THE SECOND LAW: CRAVING
This law states that you have to make your habits attractive. Here comes the dopamine-driven feedback loop which rises for us to act. One of the ways to make your habits more attractive is the temptation bundle which teaches us to pair an action you want to do with an action you need to do. Our kith and kin play a major role in the formation of our habits. The inversion of the 2nd law is to make it unattractive. Habits are attractive when it is associated with a positive feeling and it is unattractive when it is associated with negative feelings.
THE THIRD LAW: RESPONSE
This is all about making it easy. The habits must be made repetitive and the focus has to be on taking action and not motion. People tend to enjoy doing things that require the least effort. In this context, we need to be in an environment where doing the right thing is as easy as possible. Procrastination is the biggest threat to all of us. The Two Minute Rule is to our rescue, it states that when we start a new habit it should take less than 2 minutes to do. We are supposed to ritualize the habit in the beginning. The inversion of this law is to make it difficult. For this, we need a commitment device that helps us in making a choice at present for a better future.
THE FOURTH LAW: REWARD

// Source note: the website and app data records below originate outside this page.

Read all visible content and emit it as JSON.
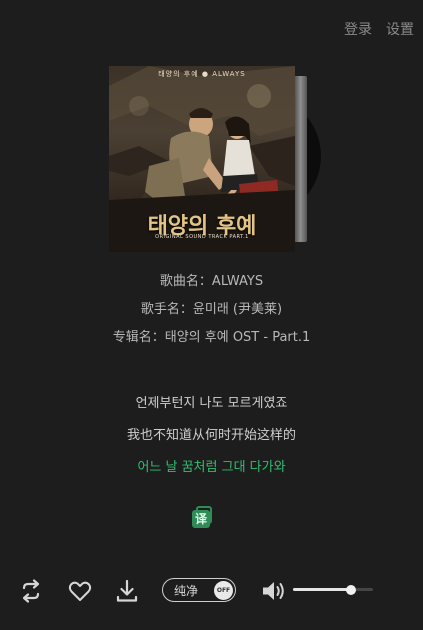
{
  "header": {
    "login_label": "登录",
    "settings_label": "设置"
  },
  "album_cover": {
    "top_text": "태양의 후예 ● ALWAYS",
    "title_art": "태양의 후예",
    "subtitle_art": "ORIGINAL SOUND TRACK  PART.1"
  },
  "song_info": {
    "title_label": "歌曲名：",
    "title": "ALWAYS",
    "artist_label": "歌手名：",
    "artist": "윤미래 (尹美莱)",
    "album_label": "专辑名：",
    "album": "태양의 후예 OST - Part.1"
  },
  "lyrics": {
    "lines": [
      "언제부턴지 나도 모르게였죠",
      "我也不知道从何时开始这样的",
      "어느 날 꿈처럼 그대 다가와"
    ],
    "active_index": 2,
    "translate_icon_char": "译"
  },
  "controls": {
    "icons": {
      "loop": "loop-icon",
      "like": "heart-icon",
      "download": "download-icon",
      "volume": "volume-icon"
    },
    "pure_mode": {
      "label": "纯净",
      "state_text": "OFF"
    },
    "volume_level": 0.73
  },
  "colors": {
    "background": "#1d1d1d",
    "accent": "#2fbf71",
    "text": "#c8c8c8",
    "muted": "#8a8a8a"
  }
}
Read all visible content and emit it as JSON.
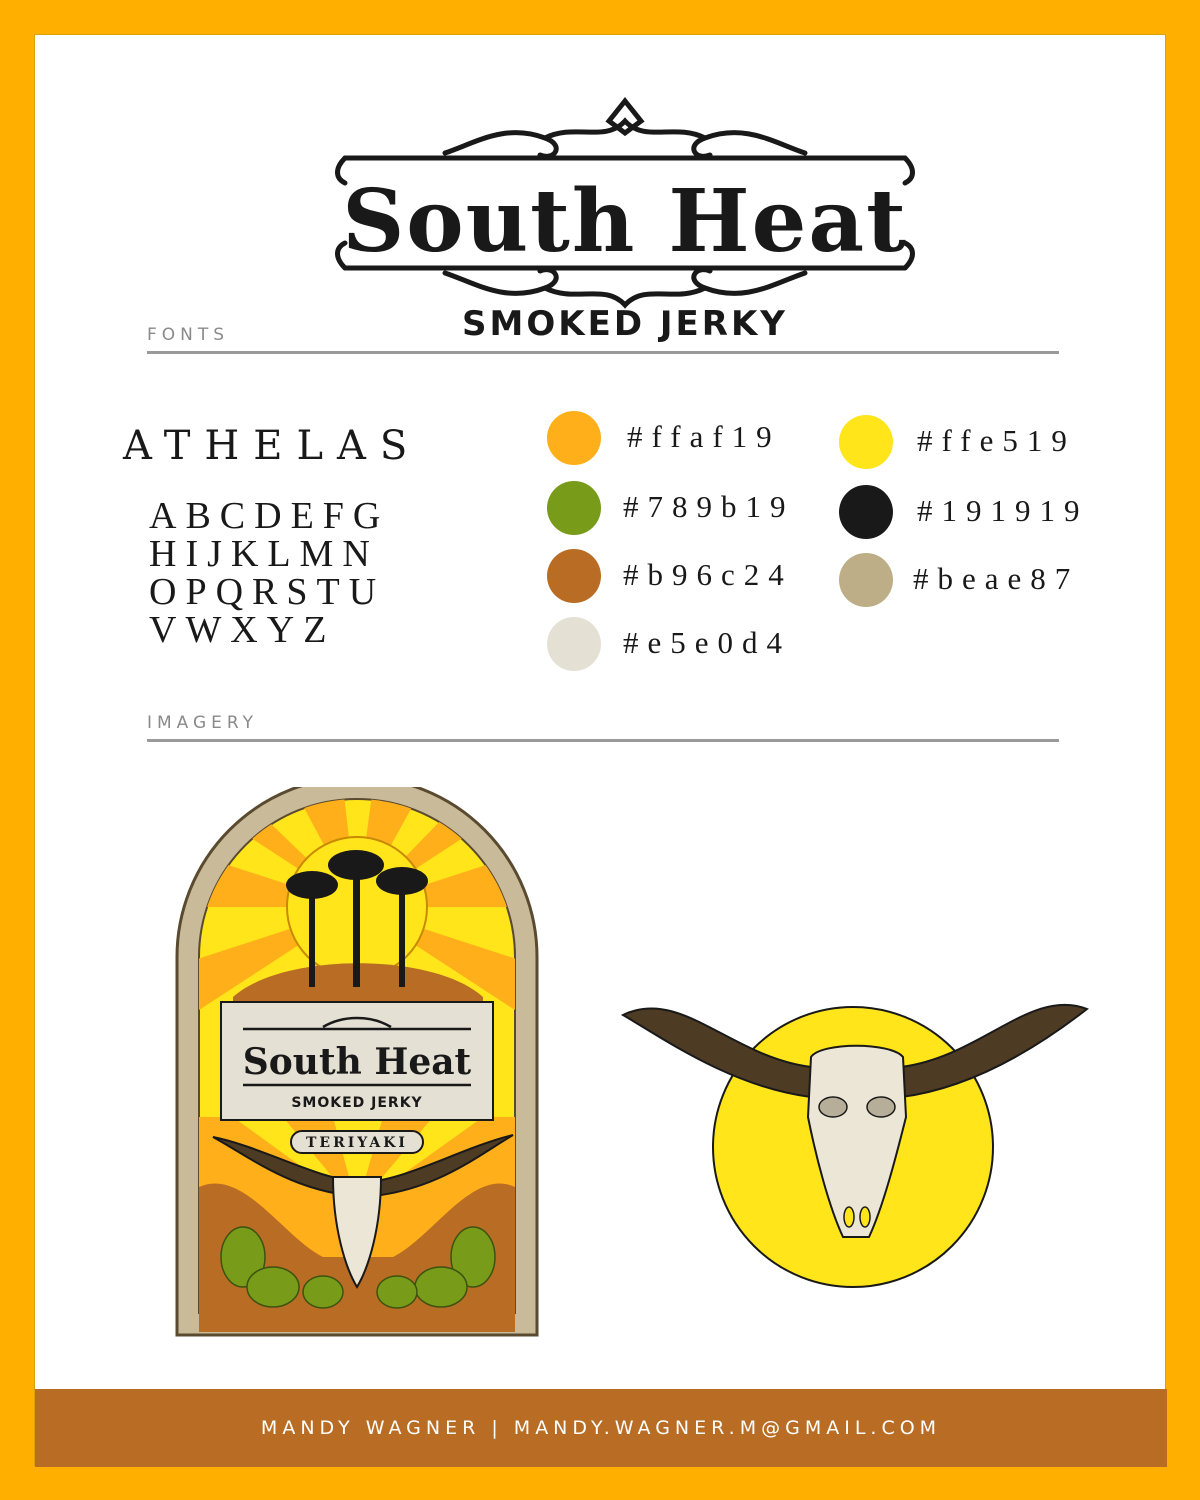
{
  "brand": {
    "name": "South Heat",
    "tagline": "SMOKED JERKY",
    "flavor": "TERIYAKI"
  },
  "sections": {
    "fonts_label": "FONTS",
    "imagery_label": "IMAGERY"
  },
  "font_sample": {
    "font_name": "ATHELAS",
    "lines": [
      "ABCDEFG",
      "HIJKLMN",
      "OPQRSTU",
      "VWXYZ"
    ]
  },
  "palette": [
    {
      "label": "#ffaf19",
      "color": "#ffaf19"
    },
    {
      "label": "#789b19",
      "color": "#789b19"
    },
    {
      "label": "#b96c24",
      "color": "#b96c24"
    },
    {
      "label": "#e5e0d4",
      "color": "#e5e0d4"
    },
    {
      "label": "#ffe519",
      "color": "#ffe519"
    },
    {
      "label": "#191919",
      "color": "#191919"
    },
    {
      "label": "#beae87",
      "color": "#beae87"
    }
  ],
  "footer": {
    "text": "MANDY WAGNER | MANDY.WAGNER.M@GMAIL.COM"
  },
  "colors": {
    "frame": "#ffaf00",
    "footer_bg": "#b96c24"
  }
}
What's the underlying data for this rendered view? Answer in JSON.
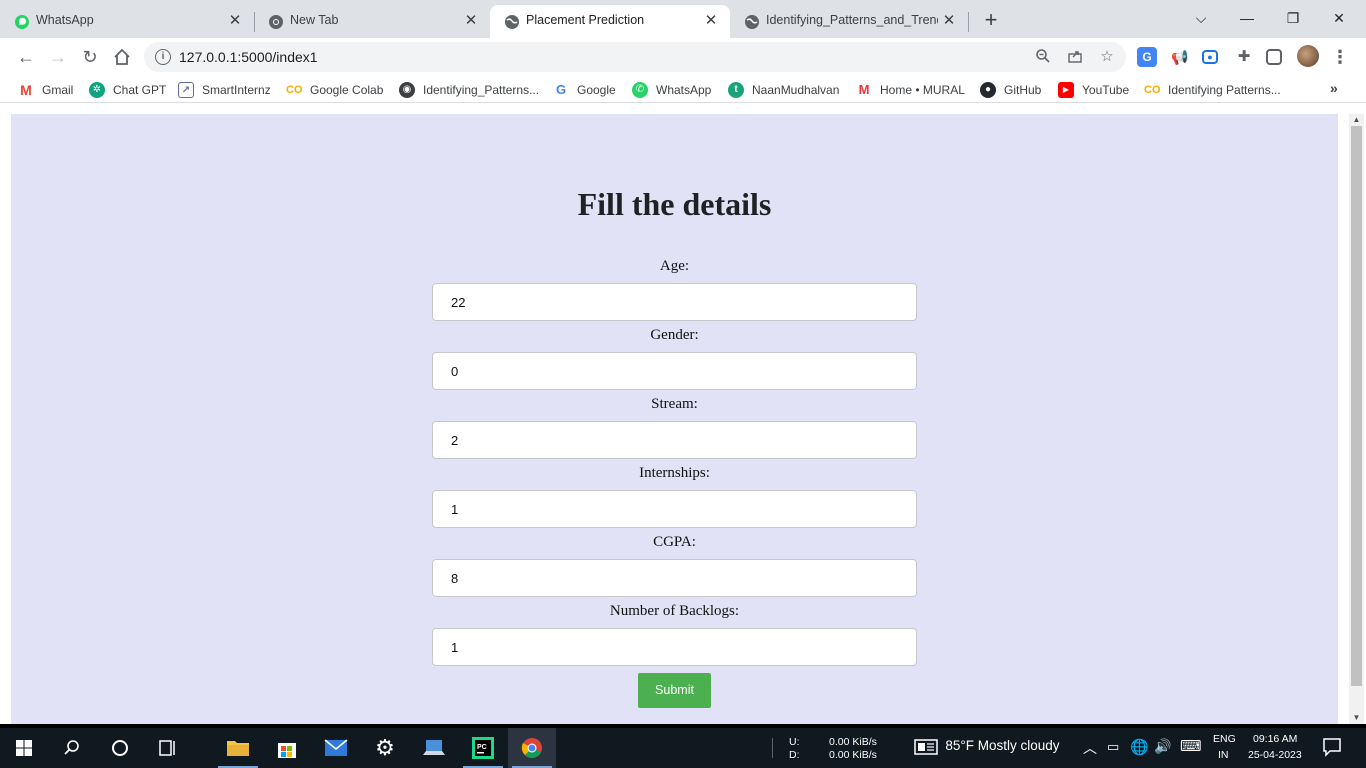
{
  "browser": {
    "tabs": [
      {
        "title": "WhatsApp",
        "icon": "whatsapp-icon"
      },
      {
        "title": "New Tab",
        "icon": "chrome-icon"
      },
      {
        "title": "Placement Prediction",
        "icon": "globe-icon",
        "active": true
      },
      {
        "title": "Identifying_Patterns_and_Trends_",
        "icon": "globe-icon"
      }
    ],
    "url": "127.0.0.1:5000/index1",
    "bookmarks": [
      {
        "label": "Gmail",
        "icon": "gmail-icon",
        "color": "#ea4335"
      },
      {
        "label": "Chat GPT",
        "icon": "openai-icon",
        "color": "#10a37f"
      },
      {
        "label": "SmartInternz",
        "icon": "smartinternz-icon",
        "color": "#5b6b9a"
      },
      {
        "label": "Google Colab",
        "icon": "colab-icon",
        "color": "#f9ab00"
      },
      {
        "label": "Identifying_Patterns...",
        "icon": "globe-icon",
        "color": "#3c4043"
      },
      {
        "label": "Google",
        "icon": "google-icon",
        "color": "#4285f4"
      },
      {
        "label": "WhatsApp",
        "icon": "whatsapp-icon",
        "color": "#25d366"
      },
      {
        "label": "NaanMudhalvan",
        "icon": "naanmudhalvan-icon",
        "color": "#1aa37a"
      },
      {
        "label": "Home • MURAL",
        "icon": "mural-icon",
        "color": "#e8363b"
      },
      {
        "label": "GitHub",
        "icon": "github-icon",
        "color": "#24292f"
      },
      {
        "label": "YouTube",
        "icon": "youtube-icon",
        "color": "#ff0000"
      },
      {
        "label": "Identifying Patterns...",
        "icon": "colab-icon",
        "color": "#f9ab00"
      }
    ]
  },
  "form": {
    "heading": "Fill the details",
    "fields": [
      {
        "label": "Age:",
        "value": "22"
      },
      {
        "label": "Gender:",
        "value": "0"
      },
      {
        "label": "Stream:",
        "value": "2"
      },
      {
        "label": "Internships:",
        "value": "1"
      },
      {
        "label": "CGPA:",
        "value": "8"
      },
      {
        "label": "Number of Backlogs:",
        "value": "1"
      }
    ],
    "submit_label": "Submit",
    "submit_color": "#4caf50",
    "background_color": "#e1e2f6"
  },
  "taskbar": {
    "upload_label": "U:",
    "download_label": "D:",
    "upload_speed": "0.00 KiB/s",
    "download_speed": "0.00 KiB/s",
    "weather": "85°F  Mostly cloudy",
    "language": "ENG",
    "region": "IN",
    "time": "09:16 AM",
    "date": "25-04-2023"
  }
}
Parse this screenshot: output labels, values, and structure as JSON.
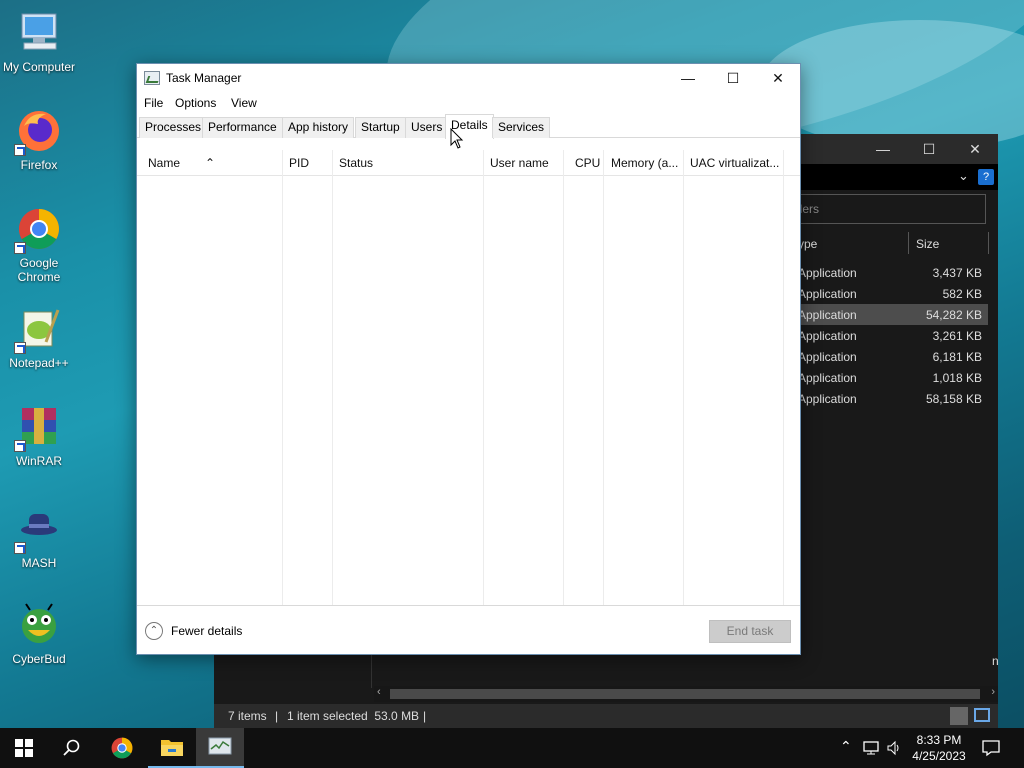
{
  "desktop": {
    "icons": [
      {
        "label": "My Computer",
        "icon": "computer-icon"
      },
      {
        "label": "Firefox",
        "icon": "firefox-icon"
      },
      {
        "label": "Google Chrome",
        "icon": "chrome-icon"
      },
      {
        "label": "Notepad++",
        "icon": "notepadpp-icon"
      },
      {
        "label": "WinRAR",
        "icon": "winrar-icon"
      },
      {
        "label": "MASH",
        "icon": "mash-icon"
      },
      {
        "label": "CyberBud",
        "icon": "cyberbud-icon"
      }
    ]
  },
  "explorer": {
    "search_placeholder": "llers",
    "columns": {
      "type": "ype",
      "size": "Size"
    },
    "rows": [
      {
        "type": "Application",
        "size": "3,437 KB"
      },
      {
        "type": "Application",
        "size": "582 KB"
      },
      {
        "type": "Application",
        "size": "54,282 KB"
      },
      {
        "type": "Application",
        "size": "3,261 KB"
      },
      {
        "type": "Application",
        "size": "6,181 KB"
      },
      {
        "type": "Application",
        "size": "1,018 KB"
      },
      {
        "type": "Application",
        "size": "58,158 KB"
      }
    ],
    "edge_text": "n",
    "status": {
      "items": "7 items",
      "separator": "|",
      "selected": "1 item selected  53.0 MB",
      "separator2": "|"
    }
  },
  "task_manager": {
    "title": "Task Manager",
    "menu": [
      "File",
      "Options",
      "View"
    ],
    "tabs": [
      "Processes",
      "Performance",
      "App history",
      "Startup",
      "Users",
      "Details",
      "Services"
    ],
    "active_tab": "Details",
    "columns": [
      "Name",
      "PID",
      "Status",
      "User name",
      "CPU",
      "Memory (a...",
      "UAC virtualizat..."
    ],
    "fewer_details": "Fewer details",
    "end_task": "End task",
    "window_buttons": {
      "minimize": "—",
      "maximize": "☐",
      "close": "✕"
    }
  },
  "taskbar": {
    "time": "8:33 PM",
    "date": "4/25/2023"
  }
}
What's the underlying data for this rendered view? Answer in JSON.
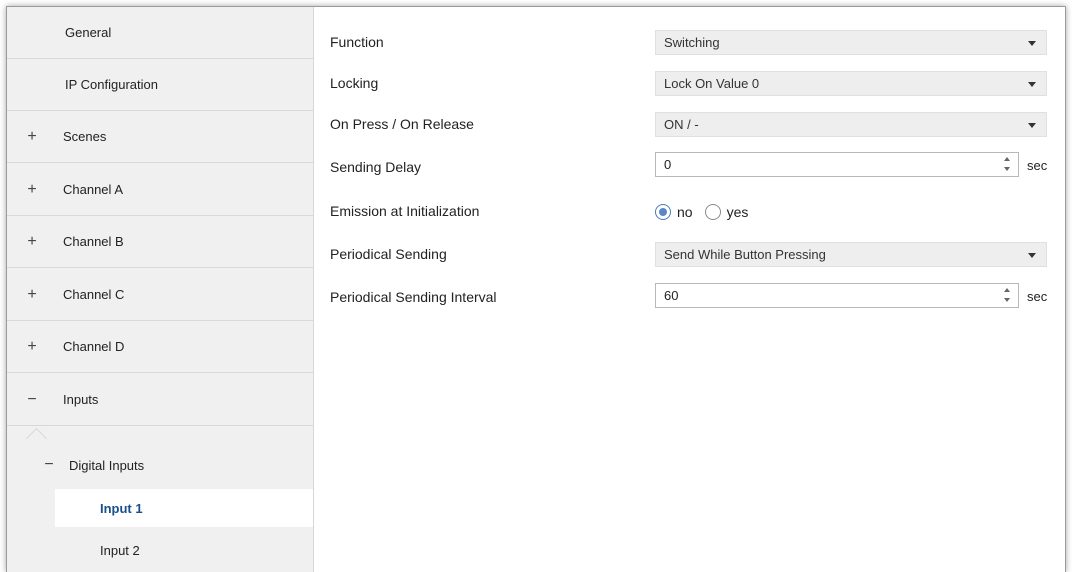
{
  "sidebar": {
    "items": [
      {
        "sign": "",
        "label": "General"
      },
      {
        "sign": "",
        "label": "IP Configuration"
      },
      {
        "sign": "+",
        "label": "Scenes"
      },
      {
        "sign": "+",
        "label": "Channel A"
      },
      {
        "sign": "+",
        "label": "Channel B"
      },
      {
        "sign": "+",
        "label": "Channel C"
      },
      {
        "sign": "+",
        "label": "Channel D"
      },
      {
        "sign": "−",
        "label": "Inputs"
      }
    ],
    "digital_inputs": {
      "sign": "−",
      "label": "Digital Inputs"
    },
    "input1": "Input 1",
    "input2": "Input 2"
  },
  "params": {
    "function": {
      "label": "Function",
      "value": "Switching"
    },
    "locking": {
      "label": "Locking",
      "value": "Lock On Value 0"
    },
    "press_release": {
      "label": "On Press / On Release",
      "value": "ON / -"
    },
    "sending_delay": {
      "label": "Sending Delay",
      "value": "0",
      "unit": "sec"
    },
    "emission": {
      "label": "Emission at Initialization",
      "option_no": "no",
      "option_yes": "yes",
      "selected": "no"
    },
    "periodical": {
      "label": "Periodical Sending",
      "value": "Send While Button Pressing"
    },
    "interval": {
      "label": "Periodical Sending Interval",
      "value": "60",
      "unit": "sec"
    }
  },
  "colors": {
    "selected_text": "#1a4f8c",
    "sidebar_bg": "#f0f0f0",
    "radio_accent": "#5b87c9"
  }
}
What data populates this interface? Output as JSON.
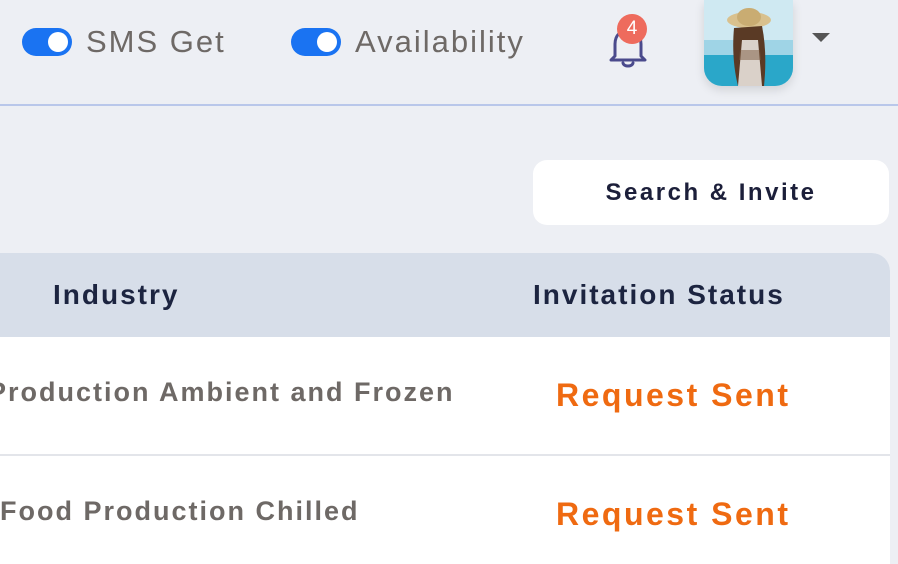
{
  "header": {
    "sms_toggle": {
      "label": "SMS Get",
      "on": true
    },
    "availability_toggle": {
      "label": "Availability",
      "on": true
    },
    "notifications": {
      "count": "4"
    },
    "user_menu": {
      "avatar_icon": "user-avatar",
      "caret_icon": "chevron-down-icon"
    }
  },
  "actions": {
    "search_invite_label": "Search & Invite"
  },
  "table": {
    "columns": [
      "Industry",
      "Invitation Status"
    ],
    "rows": [
      {
        "industry": "Production Ambient and Frozen",
        "status": "Request Sent"
      },
      {
        "industry": "Food Production Chilled",
        "status": "Request Sent"
      }
    ]
  },
  "colors": {
    "toggle_on": "#1a73f2",
    "badge": "#ee6b5d",
    "status_sent": "#ef6a11",
    "header_bg": "#d7dee9"
  }
}
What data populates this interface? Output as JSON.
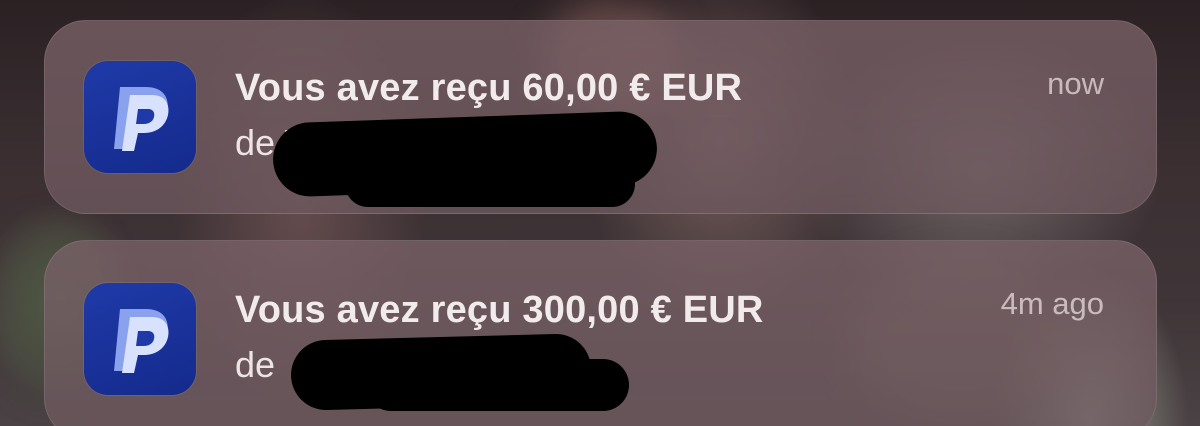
{
  "notifications": [
    {
      "app_icon": "paypal-icon",
      "title": "Vous avez reçu 60,00 € EUR",
      "body_visible": "de Th",
      "time": "now"
    },
    {
      "app_icon": "paypal-icon",
      "title": "Vous avez reçu 300,00 € EUR",
      "body_visible": "de",
      "time": "4m ago"
    }
  ],
  "colors": {
    "paypal_blue": "#1f3aa8",
    "paypal_light": "#b9c8f4"
  }
}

This is about making it satisfying. We are likely to repeat a behaviour when the reward is satisfying. The Cardinal rule of behaviour change states that “What is immediately rewarded is repeated. What is immediately punished in avoided”. We need to increase our odds to make our habits repetitive. Habit tracker is a legitimate tool that helps us perform our habit per diem. We should never miss our track twice. Just because we can measure something doesn’t mean it’s the most important thing. The inversion of this law is to make it unsatisfying. A habit contract can be used to make it unsatisfying. Accountability partners can guide us when there is constantly watching happening on us.
The secret to maximizing your odds of success is to choose the right field of competition and your personality plays a major role here. The Goldilocks rule states that humans experience peak motivation when working on tasks that are right on the edge of their current abilities. We need to overcome boredom as it is an important cause when compared to failure.
HABITS+ DELIBERATE PRACTICE= MASTERY is the key to betterment.
With this guidance, James Clear has set us some tools and strategies that we can use to build better systems and shape better habits. If done with interest and perseverance small habits can make our lives sumptuous and remarkable.
Personally, I would like to rate this book: 4.8/5
Anuradha R, BCOM KCLAS, Books and Beyond